What is Chinese Tuina-therapy?
Chinese Tuina-therapy is based on the same philosophy as Acupuncture and Herbal Medicine. It all has to do with the free flow of Qi in the body. This can be done in several ways. The Tuina-therapy knows a variety of manipulations to unblock the blocked Qi and to restore the harmony of the Qi. Rubbing or patting along the meridians stimulates the flow of Qi in the meridians. Also, manipulation of the joints and manipulation on certain acupuncture points such as pressing, squeezing and nipping are performed. Actually, the name Tui means pushing and Na means grasping, so pushing and grasping in other words Tuina massage. The Tuina-therapy, however, comprises also cupping and moxibustion.
What is Medical Qigong?
Medical Qigong is one of the gems in the treasure-house of China’s cultural heritage and is considered as one of the therapeutic methods of TCM both in China and some other countries. As a component part of Traditional Chinese Medicine it comprises of medical keep-fit activity and has a history of several thousand years in China. Qigong as an art of self-training both body, mind and respiration as well as sending external Qi has the functions of preventing and curing diseases, protecting and strengthening health and prolonging life. Medical qigong has been popular and recommended in China and worldwide for decades.
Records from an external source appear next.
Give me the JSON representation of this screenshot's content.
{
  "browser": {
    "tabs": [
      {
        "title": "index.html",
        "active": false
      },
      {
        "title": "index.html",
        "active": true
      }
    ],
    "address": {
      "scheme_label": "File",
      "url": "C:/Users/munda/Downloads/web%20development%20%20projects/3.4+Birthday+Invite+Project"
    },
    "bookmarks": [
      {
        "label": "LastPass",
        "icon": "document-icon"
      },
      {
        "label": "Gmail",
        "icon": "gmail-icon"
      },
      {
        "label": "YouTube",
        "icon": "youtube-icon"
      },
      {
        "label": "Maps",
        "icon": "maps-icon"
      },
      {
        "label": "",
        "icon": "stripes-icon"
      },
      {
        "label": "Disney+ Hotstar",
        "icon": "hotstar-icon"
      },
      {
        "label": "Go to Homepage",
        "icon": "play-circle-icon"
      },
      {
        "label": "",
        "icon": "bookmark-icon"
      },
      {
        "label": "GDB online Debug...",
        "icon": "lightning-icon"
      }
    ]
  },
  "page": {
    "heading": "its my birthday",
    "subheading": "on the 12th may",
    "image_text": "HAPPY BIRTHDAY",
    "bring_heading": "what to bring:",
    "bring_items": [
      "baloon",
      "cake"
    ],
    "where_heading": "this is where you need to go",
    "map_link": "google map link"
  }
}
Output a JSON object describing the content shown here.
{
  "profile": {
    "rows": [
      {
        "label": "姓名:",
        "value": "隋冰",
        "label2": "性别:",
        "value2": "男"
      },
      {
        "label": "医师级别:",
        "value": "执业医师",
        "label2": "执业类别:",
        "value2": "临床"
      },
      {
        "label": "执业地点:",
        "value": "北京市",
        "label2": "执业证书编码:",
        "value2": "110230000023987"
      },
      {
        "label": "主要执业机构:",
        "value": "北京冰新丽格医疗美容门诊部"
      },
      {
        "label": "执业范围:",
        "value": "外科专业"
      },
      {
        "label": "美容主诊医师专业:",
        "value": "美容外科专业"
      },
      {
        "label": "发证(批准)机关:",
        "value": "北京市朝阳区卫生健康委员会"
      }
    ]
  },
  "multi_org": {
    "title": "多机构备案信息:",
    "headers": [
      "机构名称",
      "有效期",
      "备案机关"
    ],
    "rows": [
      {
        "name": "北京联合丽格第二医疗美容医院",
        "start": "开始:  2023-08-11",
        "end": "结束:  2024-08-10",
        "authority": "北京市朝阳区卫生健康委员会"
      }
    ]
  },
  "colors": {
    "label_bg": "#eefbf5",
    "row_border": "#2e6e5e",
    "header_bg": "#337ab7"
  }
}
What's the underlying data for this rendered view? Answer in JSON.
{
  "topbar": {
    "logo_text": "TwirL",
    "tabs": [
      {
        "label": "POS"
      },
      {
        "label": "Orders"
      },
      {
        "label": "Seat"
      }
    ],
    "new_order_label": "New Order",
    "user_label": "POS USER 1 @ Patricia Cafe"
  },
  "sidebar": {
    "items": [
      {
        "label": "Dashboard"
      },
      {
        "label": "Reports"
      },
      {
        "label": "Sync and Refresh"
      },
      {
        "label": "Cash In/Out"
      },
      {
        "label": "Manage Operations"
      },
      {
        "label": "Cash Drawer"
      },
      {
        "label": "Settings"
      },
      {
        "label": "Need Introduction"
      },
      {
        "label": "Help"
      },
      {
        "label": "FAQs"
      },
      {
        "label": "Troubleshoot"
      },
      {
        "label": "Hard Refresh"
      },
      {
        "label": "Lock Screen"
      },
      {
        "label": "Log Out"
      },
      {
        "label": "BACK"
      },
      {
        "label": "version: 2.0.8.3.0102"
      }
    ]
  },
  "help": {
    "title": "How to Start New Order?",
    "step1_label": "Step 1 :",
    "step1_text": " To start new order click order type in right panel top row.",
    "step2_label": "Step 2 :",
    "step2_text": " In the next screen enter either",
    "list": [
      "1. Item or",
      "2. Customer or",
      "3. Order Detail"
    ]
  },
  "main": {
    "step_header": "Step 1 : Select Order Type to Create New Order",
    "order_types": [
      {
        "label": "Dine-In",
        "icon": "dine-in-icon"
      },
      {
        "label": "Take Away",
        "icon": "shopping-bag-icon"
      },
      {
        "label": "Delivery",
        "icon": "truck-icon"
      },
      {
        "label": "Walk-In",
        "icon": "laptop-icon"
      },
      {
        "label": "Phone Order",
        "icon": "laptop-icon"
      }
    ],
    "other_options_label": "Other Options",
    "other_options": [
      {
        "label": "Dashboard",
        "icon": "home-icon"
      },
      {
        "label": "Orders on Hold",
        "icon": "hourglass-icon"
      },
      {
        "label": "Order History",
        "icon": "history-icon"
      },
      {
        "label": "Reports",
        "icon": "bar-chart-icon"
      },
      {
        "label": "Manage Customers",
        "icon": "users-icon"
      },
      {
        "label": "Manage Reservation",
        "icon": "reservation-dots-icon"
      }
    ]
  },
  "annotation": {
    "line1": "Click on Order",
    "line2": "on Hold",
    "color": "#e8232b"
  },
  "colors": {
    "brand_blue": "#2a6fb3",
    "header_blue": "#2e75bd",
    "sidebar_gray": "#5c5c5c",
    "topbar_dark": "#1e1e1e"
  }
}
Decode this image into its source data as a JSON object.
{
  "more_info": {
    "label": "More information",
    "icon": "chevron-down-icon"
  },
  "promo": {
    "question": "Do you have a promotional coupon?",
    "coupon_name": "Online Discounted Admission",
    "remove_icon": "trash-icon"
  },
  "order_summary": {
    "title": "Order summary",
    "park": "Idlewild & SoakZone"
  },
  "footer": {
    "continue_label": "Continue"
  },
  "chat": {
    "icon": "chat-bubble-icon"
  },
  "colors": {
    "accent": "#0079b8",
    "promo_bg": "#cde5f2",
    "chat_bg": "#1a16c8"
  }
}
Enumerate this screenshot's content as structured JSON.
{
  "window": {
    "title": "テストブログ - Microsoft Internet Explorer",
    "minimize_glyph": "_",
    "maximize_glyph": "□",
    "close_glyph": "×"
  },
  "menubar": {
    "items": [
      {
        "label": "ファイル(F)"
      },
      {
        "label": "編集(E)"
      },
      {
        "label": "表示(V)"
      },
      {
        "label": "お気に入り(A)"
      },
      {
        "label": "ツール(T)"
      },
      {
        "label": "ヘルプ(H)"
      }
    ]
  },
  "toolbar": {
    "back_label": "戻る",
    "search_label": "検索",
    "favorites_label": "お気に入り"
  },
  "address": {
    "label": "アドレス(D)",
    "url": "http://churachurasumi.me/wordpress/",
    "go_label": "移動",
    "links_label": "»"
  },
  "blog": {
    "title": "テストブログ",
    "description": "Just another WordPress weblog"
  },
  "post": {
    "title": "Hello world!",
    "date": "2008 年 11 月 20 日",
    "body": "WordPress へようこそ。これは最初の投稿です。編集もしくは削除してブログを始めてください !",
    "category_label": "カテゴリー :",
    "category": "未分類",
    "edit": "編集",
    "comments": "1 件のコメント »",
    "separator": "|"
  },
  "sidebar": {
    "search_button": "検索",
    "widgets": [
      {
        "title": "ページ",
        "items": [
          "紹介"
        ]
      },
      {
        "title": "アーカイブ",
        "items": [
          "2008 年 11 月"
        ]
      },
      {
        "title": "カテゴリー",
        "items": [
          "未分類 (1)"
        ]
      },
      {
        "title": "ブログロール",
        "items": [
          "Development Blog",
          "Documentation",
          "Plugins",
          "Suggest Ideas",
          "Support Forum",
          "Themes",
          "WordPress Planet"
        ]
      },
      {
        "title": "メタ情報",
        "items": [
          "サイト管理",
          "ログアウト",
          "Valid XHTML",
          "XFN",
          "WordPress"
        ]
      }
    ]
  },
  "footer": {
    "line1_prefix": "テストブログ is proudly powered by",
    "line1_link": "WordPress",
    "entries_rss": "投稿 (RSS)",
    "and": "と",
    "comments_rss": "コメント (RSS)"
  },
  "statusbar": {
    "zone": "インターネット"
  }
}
Numerous clinical and laboratory studies show its effectiveness on the neuromuscular system, respiratory system, digestive system, cardiovascular system, metabolism and endocrine system as well as immune system etc.